7. PROTECTION OF RECORDS - FEDERAL MATTERS
BSC prohibits the knowing destruction, alteration, mutilation, or concealment of any record, document, or tangible object with the intent to obstruct or influence the investigation or proper administration of any matter within the jurisdiction of any department or agency of the United States government, or in relation to or contemplation of any such matter or case.
Violations of this policy will be subject to the investigative, reporting, and disclosure procedures described earlier in this Policy on Suspected Misconduct.
- A. Disciplinary Action:
- Based on the results of investigations into allegations of misconduct, disciplinary action may be taken against violators. Disciplinary action shall be coordinated with input from the relevant staff. The seriousness of misconduct will be considered in determining appropriate disciplinary action, which may include:
- 1. Reprimand
- 2. Probation
- 3. Suspension
- 4. Demotion
- 5. Termination
- 6. Reimbursement of losses or damages
- 7. Referral for criminal prosecution or civil action
This listing of possible disciplinary actions is for information purposes only and does not bind the BSC to follow any particular policy or procedure, except that employees who are members of the Employee Association are entitled to the procedural protections set forth in the BSC’s contract with the Employee Association.
- B. Confidentiality:
- 1. The Cabinet and the Executive Director shall treat all information received confidentially. Any employee, director, executive officer, or volunteer who suspects dishonest or fraudulent activity will notify the Executive Director or the President immediately, and should not attempt to personally conduct investigations or interviews/interrogations related to any suspected fraudulent act (see Reporting Procedures section above).
- 2. Great care must be taken in the investigation of suspected improprieties or irregularities so as to avoid mistaken accusations or alerting suspected individuals that an investigation is under way. Investigation results will not be disclosed or discussed with anyone other than those who have a legitimate need to know. This is important in order to avoid damaging the reputations of persons suspected but subsequently found innocent of wrongful conduct and to protect BSC from potential civil liability.

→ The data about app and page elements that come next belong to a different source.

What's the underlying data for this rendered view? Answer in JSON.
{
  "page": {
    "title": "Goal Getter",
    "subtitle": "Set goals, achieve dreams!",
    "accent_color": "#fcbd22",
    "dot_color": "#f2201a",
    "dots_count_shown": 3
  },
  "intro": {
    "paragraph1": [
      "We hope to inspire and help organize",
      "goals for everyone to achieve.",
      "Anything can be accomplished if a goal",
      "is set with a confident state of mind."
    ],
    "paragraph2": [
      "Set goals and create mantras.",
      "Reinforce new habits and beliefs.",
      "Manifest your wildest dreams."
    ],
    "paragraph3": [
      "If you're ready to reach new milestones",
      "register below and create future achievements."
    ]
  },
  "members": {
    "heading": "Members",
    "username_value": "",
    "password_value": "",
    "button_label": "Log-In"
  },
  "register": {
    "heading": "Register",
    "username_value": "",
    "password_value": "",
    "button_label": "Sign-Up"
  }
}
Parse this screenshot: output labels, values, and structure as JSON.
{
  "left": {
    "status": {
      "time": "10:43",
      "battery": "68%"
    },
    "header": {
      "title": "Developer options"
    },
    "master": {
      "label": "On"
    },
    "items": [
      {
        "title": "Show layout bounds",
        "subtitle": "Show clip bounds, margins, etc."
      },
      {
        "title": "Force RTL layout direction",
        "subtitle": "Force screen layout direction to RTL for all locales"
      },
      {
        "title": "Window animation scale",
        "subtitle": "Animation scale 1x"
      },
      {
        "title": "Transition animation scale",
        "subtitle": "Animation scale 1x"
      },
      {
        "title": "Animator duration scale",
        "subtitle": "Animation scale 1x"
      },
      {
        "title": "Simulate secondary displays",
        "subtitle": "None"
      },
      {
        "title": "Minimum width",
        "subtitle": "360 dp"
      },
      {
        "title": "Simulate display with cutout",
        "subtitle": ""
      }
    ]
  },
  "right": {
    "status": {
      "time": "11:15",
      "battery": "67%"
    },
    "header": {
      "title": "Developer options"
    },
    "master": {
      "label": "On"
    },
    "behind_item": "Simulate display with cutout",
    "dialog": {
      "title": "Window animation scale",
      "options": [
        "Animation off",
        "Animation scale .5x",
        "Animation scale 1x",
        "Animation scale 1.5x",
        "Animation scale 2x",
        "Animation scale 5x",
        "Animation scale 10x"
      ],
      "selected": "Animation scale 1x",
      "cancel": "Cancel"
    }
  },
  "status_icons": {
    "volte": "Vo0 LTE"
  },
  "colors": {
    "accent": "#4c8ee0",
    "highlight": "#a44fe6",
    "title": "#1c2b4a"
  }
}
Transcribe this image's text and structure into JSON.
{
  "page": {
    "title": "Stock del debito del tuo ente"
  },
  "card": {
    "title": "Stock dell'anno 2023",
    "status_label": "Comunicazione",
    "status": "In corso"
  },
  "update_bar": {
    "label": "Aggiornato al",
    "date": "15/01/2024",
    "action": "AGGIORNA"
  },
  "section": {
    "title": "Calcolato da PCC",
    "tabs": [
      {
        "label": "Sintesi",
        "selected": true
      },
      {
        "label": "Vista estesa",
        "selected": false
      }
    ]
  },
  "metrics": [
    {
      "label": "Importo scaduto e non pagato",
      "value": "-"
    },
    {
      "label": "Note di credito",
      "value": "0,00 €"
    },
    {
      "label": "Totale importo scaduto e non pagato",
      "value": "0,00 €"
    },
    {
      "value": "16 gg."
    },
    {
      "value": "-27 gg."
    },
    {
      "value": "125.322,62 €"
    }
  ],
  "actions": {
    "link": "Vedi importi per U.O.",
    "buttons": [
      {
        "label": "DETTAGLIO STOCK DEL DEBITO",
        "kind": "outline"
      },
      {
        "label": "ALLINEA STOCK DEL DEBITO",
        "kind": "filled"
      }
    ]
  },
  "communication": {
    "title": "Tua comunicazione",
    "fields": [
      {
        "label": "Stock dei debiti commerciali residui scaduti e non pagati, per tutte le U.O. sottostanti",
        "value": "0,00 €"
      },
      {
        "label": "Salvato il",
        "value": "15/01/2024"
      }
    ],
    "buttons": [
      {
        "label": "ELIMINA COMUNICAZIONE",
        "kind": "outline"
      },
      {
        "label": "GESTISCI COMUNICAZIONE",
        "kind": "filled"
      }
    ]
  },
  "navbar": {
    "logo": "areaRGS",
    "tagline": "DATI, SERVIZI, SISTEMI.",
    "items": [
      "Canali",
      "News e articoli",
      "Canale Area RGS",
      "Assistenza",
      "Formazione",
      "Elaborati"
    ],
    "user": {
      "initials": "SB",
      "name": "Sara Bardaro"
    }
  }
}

- 3. A reporting individual who discovers or suspects fraudulent activity may remain anonymous. All inquiries concerning the activity under investigation from the suspected individual(s), their attorney or representative(s), or any other inquirer should be directed to the Cabinet or legal counsel. No information concerning the status of an investigation will be given out. The proper response to any inquiry is “I am not at liberty to discuss this matter.” Under no circumstances should any reference be made to “the allegation,” “the crime,” “the fraud,” “the forgery,” “the misappropriation,” or any other specific reference.
- 4. The reporting individual should be informed of the following:
- a. Do not contact the suspected individual in an effort to determine facts or demand restitution.
- b. Do not discuss the case, facts, suspicions, or allegations with anyone unless specifically asked to do so by the BSC’s legal counsel or Cabinet.
- 5. Disclosure to Outside Parties
- 6. Allegations of and information related to allegations of suspected misconduct shall not be disclosed to third parties except under the provisions described in this policy (such as disclosure to outside investigators hired by the BSC to aid in an investigation).
- 7. However, all known frauds involving the Executive Director, senior management, or members of the Board of Directors, as well as all material frauds involving employees below the senior management level, shall be disclosed by the Cabinet to the BSC’s external auditors.
[Last revised November 2010]